Heavy Metal. Sometimes it gives you an adrenaline rush. Sometimes it blows your ear-drums out.
Heavy Metal Football. Most of the time it has been great. Certainly entertaining. Competitive enough to get very close to silverware and has returned us to the Champions League.
Against Manchester City the Reds came out with a formation made up of two centre-backs, one notoriously attack-minded full-back, another who is seen as a future attacking midfielder, and six other outfield players who were either bought as, or have said they prefer to be attacking midfielders.
If Klopp is correct in winning this way it will prove everyone else wrong. But, is that really necessary? He has, to his credit, built a team that is in a position to have a major say in who takes home major silverware in England and in Europe this year. So now that we’ve made the long climb to this level, do we need to be part of some football experiment?
Manchester City came out at home with a back-three of Otamendi, Stones and Danilo with Fernandinho shielding and Mendy as left-back. Would Jurgen Klopp consider Pep’s set-up ‘weak-sauce’ for having five naturally defensive outfield players at home? (Notice I didn’t include Walker in that count)
Plenty of supporters argued coming into the City match that Liverpool’s front-three were the top attacking group in the league. What is the point of having such a strong group at the top of the formation if you feel the need to supplement them with six other attacking players?
Maybe Klopp thought we only had a chance if Liverpool turned this into a back and forth, chaotic, coin-flip game. If that’s the case and we’re that mismatched against City, why is the squad that short in the first match back after the close of the transfer window? At the end we were beaten so badly that it might have long term effects, especially on young Trent Alexander-Arnold, who was jogging behind City wingers as they put in ball after ball as the minutes mercifully wound down at the Etihad.
So what were Klopp’s choices? He mentioned in his pre-game press conference that Joe Gomez was unavailable because he was worn out from his service for the U21’s. That’s that then, right? Our 20 year old CB/FB needs rest, so we’re left with no option to tighten up the defense in a critical game.
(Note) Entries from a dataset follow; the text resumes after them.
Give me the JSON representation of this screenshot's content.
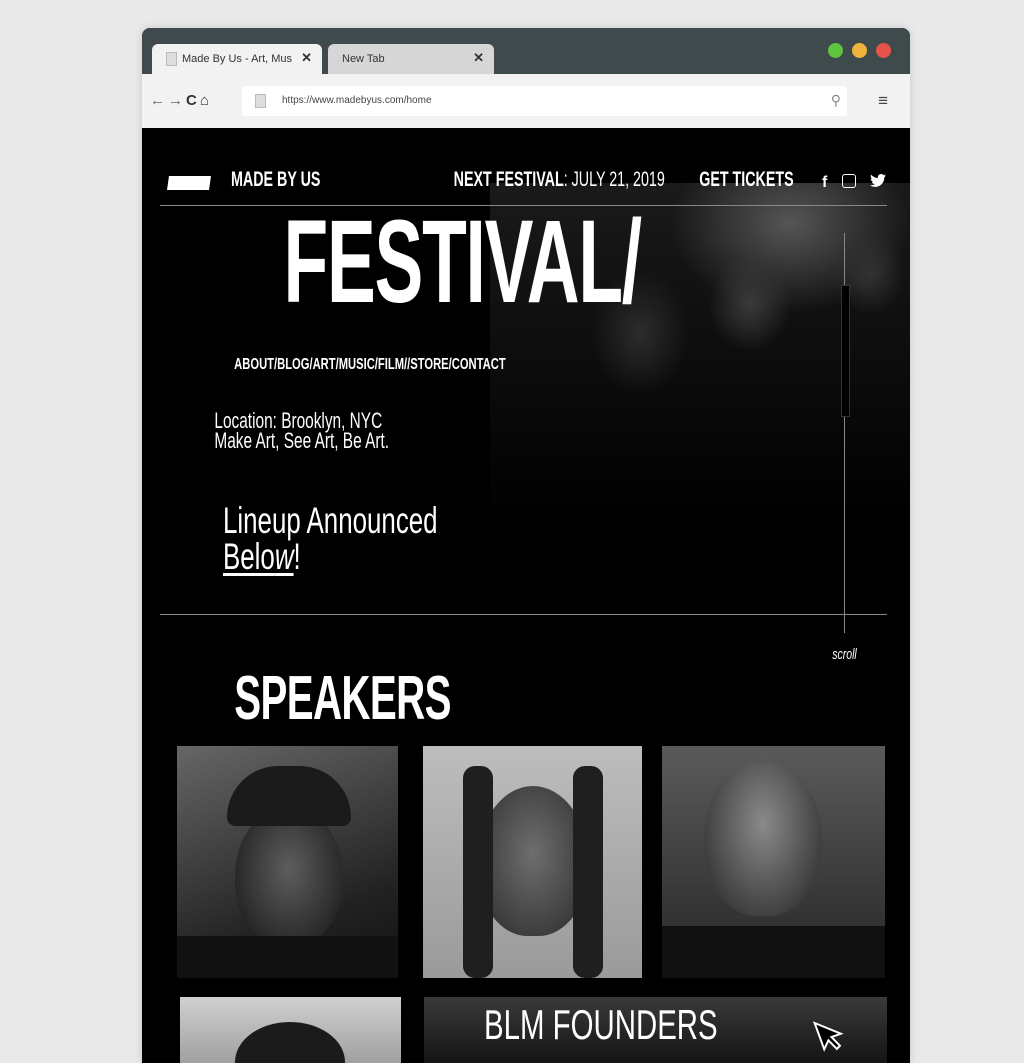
{
  "browser": {
    "tabs": [
      {
        "title": "Made By Us - Art, Music",
        "active": true
      },
      {
        "title": "New Tab",
        "active": false
      }
    ],
    "url": "https://www.madebyus.com/home",
    "traffic_lights": [
      "#5ec33f",
      "#f0b33b",
      "#e6534b"
    ]
  },
  "site": {
    "logo": "MADE BY US",
    "next_festival_label": "NEXT FESTIVAL",
    "next_festival_date": ": JULY 21, 2019",
    "get_tickets": "GET TICKETS",
    "social": {
      "facebook": "f",
      "instagram": "instagram-icon",
      "twitter": "twitter-icon"
    },
    "hero_title": "FESTIVAL/",
    "nav_links": "ABOUT/BLOG/ART/MUSIC/FILM//STORE/CONTACT",
    "location_line1": "Location: Brooklyn, NYC",
    "location_line2": "Make Art, See Art, Be Art.",
    "lineup_line1": "Lineup Announced",
    "lineup_below_start": "Belo",
    "lineup_below_w": "w",
    "lineup_bang": "!",
    "scroll_label": "scroll",
    "speakers_heading": "SPEAKERS",
    "blm_heading": "BLM FOUNDERS"
  }
}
That has to be absolutely unacceptable for the supporters, the ownership, the front-office and for Klopp. This isn’t the year when Klopp should be challenging himself to see what he can do with the deck stacked against him. In theory we have Flanagan as a defensively inclined full-back, but in practice we know that he’s not physically able to compete at Liverpool’s level anymore.
On Wednesday night against Sevilla, if we’re up 1-0 late and trying to escape Anfield without giving away critical points towards our group who does Klopp bring off the bench? Sturridge? He has no options to dial his heavy metal down a bit from 11. One has to ask why Lucas and Stewart were sold without defensive midfield replacement. Surely all hopes for our defensive improvement weren’t wrapped into the effort to sign Virgil Van Dijk, were they? Even if that deal were wrapped up we’d be dealing with many of the same problems in this set-up. Clubs that win things are rolling out double the defensive-minded players than Liverpool. The Reds line-up with real live human beings in defensive positions, however that isn’t what they were bought for or brought up training as and there’s probably a reason that approach hasn’t worked or even been tried in other successful clubs.
Klopp has changed doubters into believers again and again and at the end of the season that might be the case. I’d personally be a very happy Red if that happens. At this point in time however it looks like he’s rolling the dice when he has enough behind him in terms of squad depth and transfer funds to not have to gamble. If Klopp needs to prove some point beyond that he can win trophies with Liverpool, and instead that he can reinvent the wheel it will likely be a bumpy ride the rest of the way.